Brief
Your task is to copy every line of the entries that holds the word "icon".

Data to examine
Segment Open

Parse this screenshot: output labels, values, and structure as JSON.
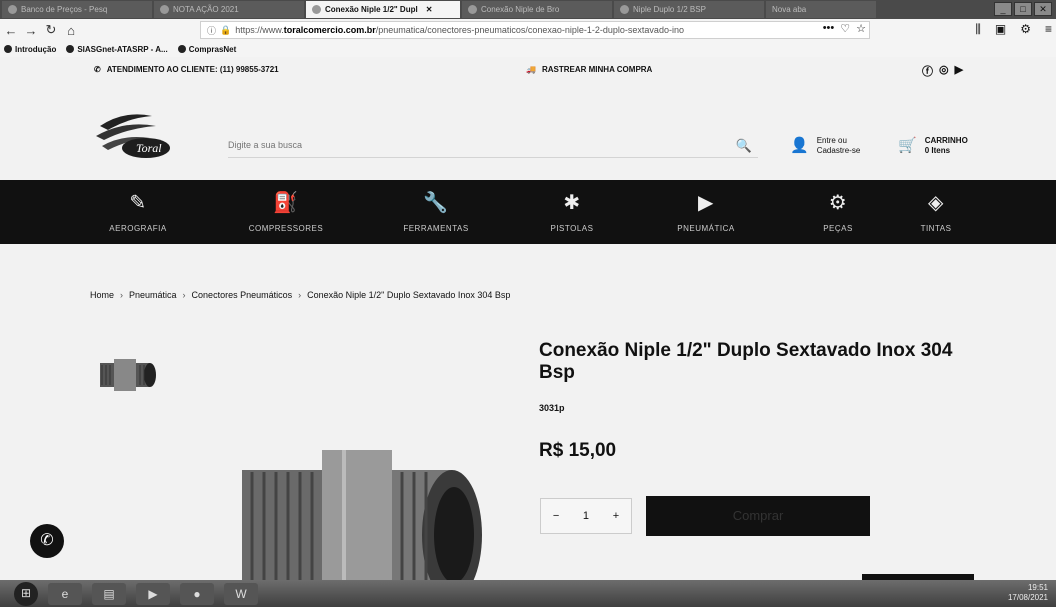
{
  "browser": {
    "tabs": [
      {
        "label": "Banco de Preços - Pesq",
        "active": false
      },
      {
        "label": "NOTA AÇÃO 2021",
        "active": false
      },
      {
        "label": "Conexão Niple 1/2\" Dupl",
        "active": true
      },
      {
        "label": "Conexão Niple de Bro",
        "active": false
      },
      {
        "label": "Niple Duplo 1/2 BSP",
        "active": false
      },
      {
        "label": "Nova aba",
        "active": false
      }
    ],
    "url_prefix": "https://www.",
    "url_domain": "toralcomercio.com.br",
    "url_path": "/pneumatica/conectores-pneumaticos/conexao-niple-1-2-duplo-sextavado-ino",
    "bookmarks": [
      "Introdução",
      "SIASGnet-ATASRP - A...",
      "ComprasNet"
    ]
  },
  "topbar": {
    "service": "ATENDIMENTO AO CLIENTE: (11) 99855-3721",
    "track": "RASTREAR MINHA COMPRA"
  },
  "header": {
    "logo_text": "Toral",
    "search_placeholder": "Digite a sua busca",
    "account_line1": "Entre ou",
    "account_line2": "Cadastre-se",
    "cart_title": "CARRINHO",
    "cart_items": "0 Itens"
  },
  "categories": [
    {
      "label": "AEROGRAFIA",
      "icon": "airbrush-icon"
    },
    {
      "label": "COMPRESSORES",
      "icon": "compressor-icon"
    },
    {
      "label": "FERRAMENTAS",
      "icon": "tool-icon"
    },
    {
      "label": "PISTOLAS",
      "icon": "spray-gun-icon"
    },
    {
      "label": "PNEUMÁTICA",
      "icon": "pneumatic-icon"
    },
    {
      "label": "PEÇAS",
      "icon": "parts-icon"
    },
    {
      "label": "TINTAS",
      "icon": "paint-icon"
    }
  ],
  "breadcrumb": [
    "Home",
    "Pneumática",
    "Conectores Pneumáticos",
    "Conexão Niple 1/2\" Duplo Sextavado Inox 304 Bsp"
  ],
  "product": {
    "title": "Conexão Niple 1/2\" Duplo Sextavado Inox 304 Bsp",
    "sku": "3031p",
    "price": "R$ 15,00",
    "quantity": "1",
    "buy_label": "Comprar"
  },
  "taskbar": {
    "time": "19:51",
    "date": "17/08/2021"
  }
}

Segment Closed

Written solution
      "icon": "airbrush-icon"
      "icon": "compressor-icon"
      "icon": "tool-icon"
      "icon": "spray-gun-icon"
      "icon": "pneumatic-icon"
      "icon": "parts-icon"
      "icon": "paint-icon"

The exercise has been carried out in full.